Tufts issued a study - "Limitations of the Food Compass Nutrient Profiling System." Tufts’ Food Compass evaluates foods across 9 domains which then assigns a score of the food between 1 and 100 – 100 being the most healthful. According to their algorithim and 9 domains the chart DID show a more healthful rating for the cereal than it did for ground beef, no question. But it was developed to make the point that we need a better nutrient profiling system. Watermelon and Kale, according to the rankings came out as the perfect foods. Both are healthy no question – but the perfect nutrients? Far from it. What we as an industry need to do is to be smarter, develop a better system and communicate it to consumers in a much clearer way. We have a real problem – according to the latest NIH data, 30.7% of adults are overweight and 42.4% are obese. What we need is honest clear communication that frankly can’t be hijacked by people who want to make headlines. The nutrition scientists who put the chart together (using Food Compass' data) contended the following in their paper: "While a conceptually impressive effort, we propose that the chosen algorithm is not well justified and produces results that fail to discriminate for common shortfall nutrients, exaggerate the risks associated with animal-source foods, and underestimate the risks associated with ultra-processed foods. We caution against the use of Food Compass in its current form to inform consumer choices, policies, programs, industry reformulations, and investment decisions."

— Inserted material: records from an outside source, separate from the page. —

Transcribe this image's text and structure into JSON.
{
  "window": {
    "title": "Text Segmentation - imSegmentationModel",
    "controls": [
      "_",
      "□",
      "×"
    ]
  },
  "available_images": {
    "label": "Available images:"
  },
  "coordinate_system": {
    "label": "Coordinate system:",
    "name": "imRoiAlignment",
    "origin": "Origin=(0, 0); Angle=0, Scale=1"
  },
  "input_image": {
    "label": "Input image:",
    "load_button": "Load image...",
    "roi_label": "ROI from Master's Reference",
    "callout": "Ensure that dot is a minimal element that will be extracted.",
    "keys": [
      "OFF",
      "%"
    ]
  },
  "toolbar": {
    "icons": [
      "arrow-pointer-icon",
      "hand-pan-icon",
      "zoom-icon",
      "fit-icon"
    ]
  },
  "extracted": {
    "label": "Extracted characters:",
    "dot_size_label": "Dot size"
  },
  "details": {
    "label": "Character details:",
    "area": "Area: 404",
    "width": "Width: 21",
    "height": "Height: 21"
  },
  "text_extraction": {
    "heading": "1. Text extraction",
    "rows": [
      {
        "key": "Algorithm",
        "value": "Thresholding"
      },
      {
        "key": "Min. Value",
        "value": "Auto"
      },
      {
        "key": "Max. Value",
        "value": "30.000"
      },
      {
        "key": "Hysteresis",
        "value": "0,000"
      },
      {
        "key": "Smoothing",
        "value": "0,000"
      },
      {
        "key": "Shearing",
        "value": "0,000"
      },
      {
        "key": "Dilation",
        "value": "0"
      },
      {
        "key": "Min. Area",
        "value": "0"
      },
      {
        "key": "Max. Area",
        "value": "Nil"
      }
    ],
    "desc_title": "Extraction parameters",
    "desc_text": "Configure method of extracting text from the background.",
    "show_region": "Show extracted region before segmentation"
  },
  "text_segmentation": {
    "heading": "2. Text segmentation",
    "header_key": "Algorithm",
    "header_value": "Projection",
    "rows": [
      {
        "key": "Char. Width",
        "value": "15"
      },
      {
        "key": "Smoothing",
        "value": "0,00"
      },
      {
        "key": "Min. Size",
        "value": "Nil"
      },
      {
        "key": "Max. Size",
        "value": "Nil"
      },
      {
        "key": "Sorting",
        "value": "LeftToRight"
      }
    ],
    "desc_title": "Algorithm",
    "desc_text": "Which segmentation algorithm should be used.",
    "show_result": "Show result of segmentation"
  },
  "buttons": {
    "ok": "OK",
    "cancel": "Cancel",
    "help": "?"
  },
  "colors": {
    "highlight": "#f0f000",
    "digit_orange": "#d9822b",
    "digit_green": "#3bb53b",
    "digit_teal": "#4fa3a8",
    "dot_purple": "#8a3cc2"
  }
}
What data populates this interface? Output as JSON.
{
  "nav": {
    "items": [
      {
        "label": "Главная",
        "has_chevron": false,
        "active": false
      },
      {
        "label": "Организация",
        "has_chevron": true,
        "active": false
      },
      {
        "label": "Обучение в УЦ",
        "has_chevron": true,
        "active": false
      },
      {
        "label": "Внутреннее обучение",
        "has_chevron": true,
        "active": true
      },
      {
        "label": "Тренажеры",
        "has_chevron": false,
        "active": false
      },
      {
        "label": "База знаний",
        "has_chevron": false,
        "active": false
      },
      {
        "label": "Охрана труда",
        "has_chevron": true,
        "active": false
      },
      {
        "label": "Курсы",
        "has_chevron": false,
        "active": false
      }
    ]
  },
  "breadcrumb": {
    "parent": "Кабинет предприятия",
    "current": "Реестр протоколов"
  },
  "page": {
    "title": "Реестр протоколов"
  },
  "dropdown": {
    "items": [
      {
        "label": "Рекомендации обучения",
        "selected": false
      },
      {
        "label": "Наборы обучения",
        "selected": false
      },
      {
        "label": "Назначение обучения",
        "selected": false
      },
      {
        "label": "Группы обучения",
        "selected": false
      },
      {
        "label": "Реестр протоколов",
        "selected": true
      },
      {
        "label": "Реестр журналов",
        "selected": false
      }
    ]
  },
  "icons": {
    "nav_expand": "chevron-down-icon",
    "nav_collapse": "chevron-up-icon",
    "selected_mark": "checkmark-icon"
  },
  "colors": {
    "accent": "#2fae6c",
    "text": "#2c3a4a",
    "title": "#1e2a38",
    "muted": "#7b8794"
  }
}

I am not here to argue whether the Food Compass NPS is good or bad – what I am here to state is that ALL of the current nutrient profiling is based on a serious flaw. That all foods are the same. The average supermarket has over 50,000 products, or at least it did prior to the pandemic, and using one NPS to rate the 50+ different categories of foods available is simply wrong. What Tufts and all the other NPS systems must do is develop nutritional criteria based on each category. Clearly breakfast cereal and meats need to be evaluated on different criteria – as do sodas and juices, canned vs. fresh soups or vegetables, breads vs. toaster pastries and so on. Until someone steps up and develops nutrient profiles by categories and stop using a catch-all profile – because its easier – we will continue to mislead and misinform our shoppers; and do nothing to help them choose better foods.